UK financial daily City AM provided an example of one of the many SMEs affected by Carillion’s demise; the Birmingham-based building and refurbishment business Drewmark. The firm, which has 65 employees, told the paper that it is owed £200,000 for work commissioned by Carillion which, it unpaid, will see it report a loss of £80,000 for 2017. Drewmark added that in the second half of last year it conceded a £10,000 discount to ensure that an invoice for £55,000 was paid by the group on time.
A proactive response
The Carillion saga reinforces the findings of C2FO’s latest Working Capital Outlook Survey, which will issue its third edition shortly. It may provide a measure of cold comfort to UK SMEs to read that payment delays to small businesses are also prevalent in six other countries participating in the survey: China, France, Germany, India, Italy and the US.
Although the general economic backdrop has brightened considerably per the C2FO 2017 Working Capital Outlook Survey, SMEs in Germany, the UK and the US told C2FO that payment delays have actually increased in the interim. However, their peers in China and Italy reported that they had to wait even longer.
This deterioration has occurred despite initiatives such as the UK’s Prompt Payment Code and Europe-wide moves to implement regulations that encourage large corporations to report publicly on how promptly they pay their SME suppliers.
During 2016-17, SMEs participating in the survey also reported an increase in the number of customers actually imposing longer payment terms. In both the US and the UK, the number of clients imposing less favourable payment terms on their suppliers doubled over the period.
“Compared to large enterprises, SMEs suffer from a credit availability and cost gap that inhibits growth,” the survey concludes. “While the global economy has recovered from the financial crisis, interest rate spreads continue to lag behind their pre-financial crisis levels.”
It seems that SMEs have somewhat been at the bottom of the pile when it comes to payment terms and being paid on time. The challenge has historically been the lack of leverage that a smaller supplier has with their larger customer. This is now changing thanks to technology that enables a more powerful benefit through a network effect, something we’ve seen across all sectors.
Early payment solutions are a good example of this. Suppliers offer an affordable discount in return for being paid much earlier than the agreed contractual terms dictate. When applied to a large corporate’s complete supply chain, which could conceivably consist of tens of thousands of suppliers, this makes a very attractive proposition for all parties: cheaper financing for suppliers and reduced costs for corporates. This is an evolution that has started moving beyond the established supplier financing tools such as reverse factoring which have struggled to be an effective solution for high volumes of supplier demand.
Both small businesses and mid-sized global enterprises agree that their need for liquidity is increasing and they are taking advantage of such diversifying funding options that enable them to access working capital outside of traditional cash flow sources.
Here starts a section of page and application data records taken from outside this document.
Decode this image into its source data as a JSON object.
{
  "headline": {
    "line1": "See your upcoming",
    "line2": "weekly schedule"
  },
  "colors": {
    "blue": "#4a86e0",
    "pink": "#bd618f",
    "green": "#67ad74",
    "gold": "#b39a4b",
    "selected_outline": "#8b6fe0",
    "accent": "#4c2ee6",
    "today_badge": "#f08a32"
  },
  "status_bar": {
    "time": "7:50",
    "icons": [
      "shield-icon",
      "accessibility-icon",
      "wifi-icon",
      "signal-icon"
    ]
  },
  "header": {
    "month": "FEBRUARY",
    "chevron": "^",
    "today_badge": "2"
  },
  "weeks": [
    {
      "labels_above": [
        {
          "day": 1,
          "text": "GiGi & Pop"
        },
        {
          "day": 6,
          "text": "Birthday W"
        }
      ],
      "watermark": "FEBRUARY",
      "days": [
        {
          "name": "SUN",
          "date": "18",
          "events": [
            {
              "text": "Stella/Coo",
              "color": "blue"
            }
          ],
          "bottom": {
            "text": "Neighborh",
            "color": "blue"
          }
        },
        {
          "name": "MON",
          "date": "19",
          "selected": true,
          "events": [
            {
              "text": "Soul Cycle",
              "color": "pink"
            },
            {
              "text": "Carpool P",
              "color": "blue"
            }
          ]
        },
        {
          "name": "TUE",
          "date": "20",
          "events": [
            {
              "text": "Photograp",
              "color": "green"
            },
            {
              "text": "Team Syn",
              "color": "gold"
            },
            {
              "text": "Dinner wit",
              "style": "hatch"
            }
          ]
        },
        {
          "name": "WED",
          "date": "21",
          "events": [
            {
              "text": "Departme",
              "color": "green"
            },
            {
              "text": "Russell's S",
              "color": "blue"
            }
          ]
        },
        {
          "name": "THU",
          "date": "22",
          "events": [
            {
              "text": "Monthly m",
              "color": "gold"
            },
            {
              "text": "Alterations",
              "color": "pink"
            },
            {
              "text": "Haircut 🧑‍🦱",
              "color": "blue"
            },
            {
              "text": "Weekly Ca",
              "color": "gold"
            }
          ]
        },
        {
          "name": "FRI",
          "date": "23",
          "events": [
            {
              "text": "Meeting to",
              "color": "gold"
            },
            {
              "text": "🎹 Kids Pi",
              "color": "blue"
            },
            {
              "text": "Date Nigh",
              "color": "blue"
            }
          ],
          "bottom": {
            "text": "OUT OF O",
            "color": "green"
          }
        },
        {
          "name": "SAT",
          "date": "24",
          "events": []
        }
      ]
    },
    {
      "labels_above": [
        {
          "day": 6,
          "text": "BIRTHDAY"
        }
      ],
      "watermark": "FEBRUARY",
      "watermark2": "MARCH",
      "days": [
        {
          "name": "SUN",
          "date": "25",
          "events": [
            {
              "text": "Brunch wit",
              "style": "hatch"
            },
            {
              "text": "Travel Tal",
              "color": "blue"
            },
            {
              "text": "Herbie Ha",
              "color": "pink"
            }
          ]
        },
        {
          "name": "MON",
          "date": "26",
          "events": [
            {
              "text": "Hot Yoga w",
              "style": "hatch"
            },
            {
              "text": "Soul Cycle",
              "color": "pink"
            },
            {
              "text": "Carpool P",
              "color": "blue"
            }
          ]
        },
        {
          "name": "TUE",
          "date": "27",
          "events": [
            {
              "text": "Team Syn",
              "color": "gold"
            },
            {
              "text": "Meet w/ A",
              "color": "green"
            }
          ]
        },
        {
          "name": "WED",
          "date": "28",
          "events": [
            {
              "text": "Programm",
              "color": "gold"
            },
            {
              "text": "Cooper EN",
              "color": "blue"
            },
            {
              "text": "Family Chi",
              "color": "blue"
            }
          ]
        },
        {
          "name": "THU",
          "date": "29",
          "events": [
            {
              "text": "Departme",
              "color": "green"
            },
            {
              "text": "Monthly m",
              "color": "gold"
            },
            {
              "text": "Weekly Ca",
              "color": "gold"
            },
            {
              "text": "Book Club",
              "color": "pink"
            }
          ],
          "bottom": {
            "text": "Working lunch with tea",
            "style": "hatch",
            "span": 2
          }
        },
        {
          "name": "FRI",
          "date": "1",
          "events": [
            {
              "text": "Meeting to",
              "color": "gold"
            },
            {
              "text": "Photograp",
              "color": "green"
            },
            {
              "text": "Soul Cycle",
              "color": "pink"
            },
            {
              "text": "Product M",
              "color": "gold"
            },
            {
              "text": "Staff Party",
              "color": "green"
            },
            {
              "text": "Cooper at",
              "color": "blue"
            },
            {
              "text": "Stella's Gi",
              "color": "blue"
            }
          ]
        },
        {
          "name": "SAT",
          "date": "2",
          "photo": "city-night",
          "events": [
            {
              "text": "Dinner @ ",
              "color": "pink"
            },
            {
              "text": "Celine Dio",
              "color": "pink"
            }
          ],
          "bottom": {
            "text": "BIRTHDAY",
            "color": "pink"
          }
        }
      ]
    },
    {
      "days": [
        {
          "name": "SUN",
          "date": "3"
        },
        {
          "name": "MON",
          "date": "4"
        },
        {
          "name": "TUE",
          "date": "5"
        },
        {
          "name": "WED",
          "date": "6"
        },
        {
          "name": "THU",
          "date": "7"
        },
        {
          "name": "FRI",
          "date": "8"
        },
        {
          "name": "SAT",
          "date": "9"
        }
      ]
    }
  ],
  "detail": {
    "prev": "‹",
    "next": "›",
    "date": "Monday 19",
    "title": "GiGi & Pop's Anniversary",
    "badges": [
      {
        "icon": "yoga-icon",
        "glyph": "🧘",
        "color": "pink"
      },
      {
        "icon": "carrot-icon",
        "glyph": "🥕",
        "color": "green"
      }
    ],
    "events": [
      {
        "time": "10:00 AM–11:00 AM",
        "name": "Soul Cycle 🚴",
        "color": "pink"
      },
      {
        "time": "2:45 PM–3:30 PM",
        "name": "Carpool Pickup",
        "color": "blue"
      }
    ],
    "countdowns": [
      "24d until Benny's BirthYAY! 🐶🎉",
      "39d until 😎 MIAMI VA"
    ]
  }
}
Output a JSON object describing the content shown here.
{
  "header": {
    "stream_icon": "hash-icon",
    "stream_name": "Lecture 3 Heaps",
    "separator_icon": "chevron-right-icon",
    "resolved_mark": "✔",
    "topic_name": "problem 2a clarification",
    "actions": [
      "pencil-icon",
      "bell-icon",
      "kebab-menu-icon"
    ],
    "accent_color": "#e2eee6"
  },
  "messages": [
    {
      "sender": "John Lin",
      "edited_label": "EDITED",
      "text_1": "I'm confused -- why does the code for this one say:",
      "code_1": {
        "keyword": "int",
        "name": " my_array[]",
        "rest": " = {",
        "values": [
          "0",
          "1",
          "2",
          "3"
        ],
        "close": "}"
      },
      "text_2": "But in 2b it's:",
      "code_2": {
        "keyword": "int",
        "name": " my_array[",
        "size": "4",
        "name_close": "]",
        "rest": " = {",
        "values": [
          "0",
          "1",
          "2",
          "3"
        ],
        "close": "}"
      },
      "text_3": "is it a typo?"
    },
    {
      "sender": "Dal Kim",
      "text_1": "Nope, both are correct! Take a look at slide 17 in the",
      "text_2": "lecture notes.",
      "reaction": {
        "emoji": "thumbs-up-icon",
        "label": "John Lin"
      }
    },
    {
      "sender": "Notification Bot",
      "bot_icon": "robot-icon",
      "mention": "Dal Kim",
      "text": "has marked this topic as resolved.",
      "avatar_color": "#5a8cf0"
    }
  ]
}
It is in this movement that SMEs are able to offer a benefit to their customers as well as themselves that is enabling the larger corporates to focus on improving their payment processes and redress the current imbalance.